> Available records:
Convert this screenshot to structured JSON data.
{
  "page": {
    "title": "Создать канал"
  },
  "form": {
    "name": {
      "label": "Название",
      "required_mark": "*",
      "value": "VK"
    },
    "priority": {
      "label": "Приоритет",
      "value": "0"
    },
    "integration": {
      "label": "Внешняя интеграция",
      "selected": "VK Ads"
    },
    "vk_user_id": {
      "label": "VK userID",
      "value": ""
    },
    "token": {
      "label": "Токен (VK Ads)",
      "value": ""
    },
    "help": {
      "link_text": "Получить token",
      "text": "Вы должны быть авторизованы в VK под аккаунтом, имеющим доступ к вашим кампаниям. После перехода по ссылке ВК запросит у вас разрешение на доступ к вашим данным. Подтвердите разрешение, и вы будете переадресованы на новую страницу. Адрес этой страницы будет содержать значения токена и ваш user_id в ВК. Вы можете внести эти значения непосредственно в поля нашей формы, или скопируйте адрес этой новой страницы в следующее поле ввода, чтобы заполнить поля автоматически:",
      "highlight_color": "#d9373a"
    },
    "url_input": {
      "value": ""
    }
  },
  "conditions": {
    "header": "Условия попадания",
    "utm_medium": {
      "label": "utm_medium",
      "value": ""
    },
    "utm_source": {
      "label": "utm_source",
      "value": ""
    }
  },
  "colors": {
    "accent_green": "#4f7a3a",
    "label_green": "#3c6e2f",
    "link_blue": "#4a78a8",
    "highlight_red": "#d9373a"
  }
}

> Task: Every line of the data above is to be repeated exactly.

> Task response:
Convert this screenshot to structured JSON data.
{
  "page": {
    "title": "Создать канал"
  },
  "form": {
    "name": {
      "label": "Название",
      "required_mark": "*",
      "value": "VK"
    },
    "priority": {
      "label": "Приоритет",
      "value": "0"
    },
    "integration": {
      "label": "Внешняя интеграция",
      "selected": "VK Ads"
    },
    "vk_user_id": {
      "label": "VK userID",
      "value": ""
    },
    "token": {
      "label": "Токен (VK Ads)",
      "value": ""
    },
    "help": {
      "link_text": "Получить token",
      "text": "Вы должны быть авторизованы в VK под аккаунтом, имеющим доступ к вашим кампаниям. После перехода по ссылке ВК запросит у вас разрешение на доступ к вашим данным. Подтвердите разрешение, и вы будете переадресованы на новую страницу. Адрес этой страницы будет содержать значения токена и ваш user_id в ВК. Вы можете внести эти значения непосредственно в поля нашей формы, или скопируйте адрес этой новой страницы в следующее поле ввода, чтобы заполнить поля автоматически:",
      "highlight_color": "#d9373a"
    },
    "url_input": {
      "value": ""
    }
  },
  "conditions": {
    "header": "Условия попадания",
    "utm_medium": {
      "label": "utm_medium",
      "value": ""
    },
    "utm_source": {
      "label": "utm_source",
      "value": ""
    }
  },
  "colors": {
    "accent_green": "#4f7a3a",
    "label_green": "#3c6e2f",
    "link_blue": "#4a78a8",
    "highlight_red": "#d9373a"
  }
}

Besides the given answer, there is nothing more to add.